Forecasting the stock market index using artificial intelligence techniques
Marwala, Lufuno Ronald

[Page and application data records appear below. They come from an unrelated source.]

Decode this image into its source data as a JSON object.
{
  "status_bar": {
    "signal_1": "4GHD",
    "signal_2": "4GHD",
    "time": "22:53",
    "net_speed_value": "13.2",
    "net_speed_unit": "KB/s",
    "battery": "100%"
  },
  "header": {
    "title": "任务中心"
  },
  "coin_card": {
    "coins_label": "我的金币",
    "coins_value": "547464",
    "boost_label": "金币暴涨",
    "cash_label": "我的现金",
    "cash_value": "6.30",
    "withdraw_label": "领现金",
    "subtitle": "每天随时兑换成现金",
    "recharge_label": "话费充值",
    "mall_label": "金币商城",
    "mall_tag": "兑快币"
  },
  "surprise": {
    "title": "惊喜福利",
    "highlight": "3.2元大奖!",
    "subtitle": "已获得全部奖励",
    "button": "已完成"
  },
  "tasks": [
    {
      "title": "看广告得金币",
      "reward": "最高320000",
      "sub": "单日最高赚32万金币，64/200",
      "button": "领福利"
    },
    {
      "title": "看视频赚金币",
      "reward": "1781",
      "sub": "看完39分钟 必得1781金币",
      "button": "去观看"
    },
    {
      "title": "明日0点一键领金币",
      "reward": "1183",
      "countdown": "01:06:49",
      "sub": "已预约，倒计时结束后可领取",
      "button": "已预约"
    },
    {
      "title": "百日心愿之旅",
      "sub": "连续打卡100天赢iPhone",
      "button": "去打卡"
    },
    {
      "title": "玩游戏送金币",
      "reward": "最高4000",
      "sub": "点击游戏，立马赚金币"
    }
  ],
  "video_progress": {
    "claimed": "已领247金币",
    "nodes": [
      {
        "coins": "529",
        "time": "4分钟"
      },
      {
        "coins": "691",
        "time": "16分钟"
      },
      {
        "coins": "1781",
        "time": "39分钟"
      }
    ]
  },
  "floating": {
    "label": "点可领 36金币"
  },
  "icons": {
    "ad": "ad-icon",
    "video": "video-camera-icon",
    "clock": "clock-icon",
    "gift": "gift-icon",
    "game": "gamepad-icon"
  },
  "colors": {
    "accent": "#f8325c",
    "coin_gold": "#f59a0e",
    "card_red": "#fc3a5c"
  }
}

The weak form of Efficient Market hypothesis (EMH) states that it is impossible to forecast the future price of an asset based on the information contained in the historical prices of an asset. This means that the market behaves as a random walk and as a result makes forecasting impossible. Furthermore, financial forecasting is a difficult task due to the intrinsic complexity of the financial system. The objective of this work was to use artificial intelligence (AI) techniques to model and predict the future price of a stock market index. Three artificial intelligence techniques, namely, neural networks (NN), support vector machines and neuro-fuzzy systems are implemented in forecasting the future price of a stock market index based on its historical price information. Artificial intelligence techniques have the ability to take into consideration financial system complexities and they are used as financial time series forecasting tools. Two techniques are used to benchmark the AI techniques, namely, Autoregressive Moving Average (ARMA) which is linear modelling technique and random walk (RW) technique. The experimentation was performed on data obtained from the Johannesburg Stock Exchange. The data used was a series of past closing prices of the All Share Index. The results showed that the three techniques have the ability to predict the future price of the Index with an acceptable accuracy. All three artificial intelligence techniques outperformed the linear model. However, the random walk method outperfomed all the other techniques. These techniques show an ability to predict the future price however, because of the transaction costs of trading in the market, it is not possible to show that the three techniques can disprove the weak form of market efficiency. The results show that the ranking of performances support vector machines, neuro-fuzzy systems, multilayer perceptron neural networks is dependent on the accuracy measure used.